▶ _What is being asked_: Within the records below, find the line with "Extract the structured" and the line with "Read all visible content and emit it as JSON.", then reproduce exactly those two lines and all lines between them, without any picture.

▶ _Material for this exercise_:
════
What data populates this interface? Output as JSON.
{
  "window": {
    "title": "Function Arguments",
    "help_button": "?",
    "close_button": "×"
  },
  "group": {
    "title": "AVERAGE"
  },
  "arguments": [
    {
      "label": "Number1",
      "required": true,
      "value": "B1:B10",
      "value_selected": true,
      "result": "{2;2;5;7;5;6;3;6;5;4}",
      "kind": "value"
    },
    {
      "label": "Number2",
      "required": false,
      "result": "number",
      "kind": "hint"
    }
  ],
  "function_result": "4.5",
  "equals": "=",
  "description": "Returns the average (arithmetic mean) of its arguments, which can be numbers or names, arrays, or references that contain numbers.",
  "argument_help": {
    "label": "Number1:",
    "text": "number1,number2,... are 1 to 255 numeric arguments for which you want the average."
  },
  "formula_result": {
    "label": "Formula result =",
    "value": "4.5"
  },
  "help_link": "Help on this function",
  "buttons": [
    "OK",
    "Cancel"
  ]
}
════
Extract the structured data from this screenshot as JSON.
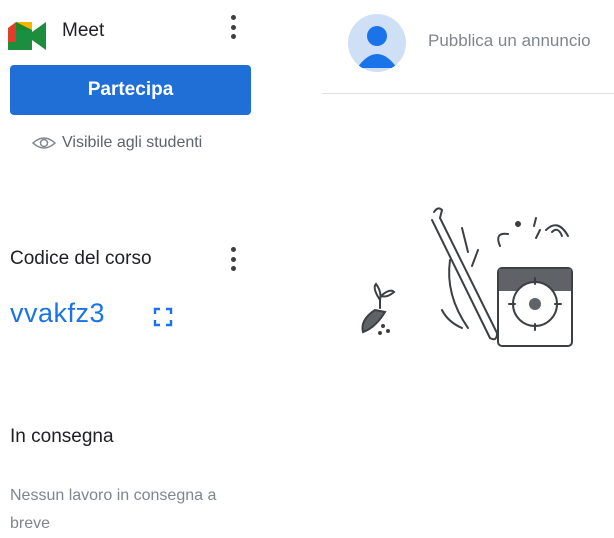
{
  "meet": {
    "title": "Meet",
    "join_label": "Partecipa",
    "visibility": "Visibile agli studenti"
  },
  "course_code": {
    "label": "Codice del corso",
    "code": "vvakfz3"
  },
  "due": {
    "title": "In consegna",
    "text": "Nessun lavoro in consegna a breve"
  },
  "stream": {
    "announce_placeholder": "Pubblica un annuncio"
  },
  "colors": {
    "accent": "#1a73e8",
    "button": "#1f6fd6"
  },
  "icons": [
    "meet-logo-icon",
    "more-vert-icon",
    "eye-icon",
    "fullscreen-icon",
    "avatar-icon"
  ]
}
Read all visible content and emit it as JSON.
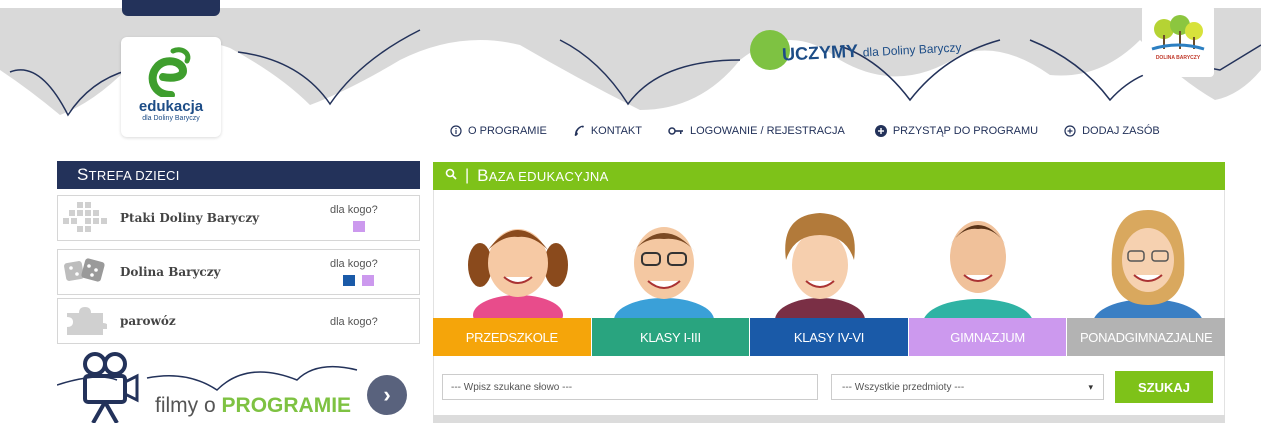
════
▶ _Result for this task_:
Extract the structured data from this screenshot as JSON.
{
  "meet": {
    "title": "Meet",
    "join_label": "Partecipa",
    "visibility": "Visibile agli studenti"
  },
  "course_code": {
    "label": "Codice del corso",
    "code": "vvakfz3"
  },
  "due": {
    "title": "In consegna",
    "text": "Nessun lavoro in consegna a breve"
  },
  "stream": {
    "announce_placeholder": "Pubblica un annuncio"
  },
  "colors": {
    "accent": "#1a73e8",
    "button": "#1f6fd6"
  },
  "icons": [
    "meet-logo-icon",
    "more-vert-icon",
    "eye-icon",
    "fullscreen-icon",
    "avatar-icon"
  ]
}
Read all visible content and emit it as JSON.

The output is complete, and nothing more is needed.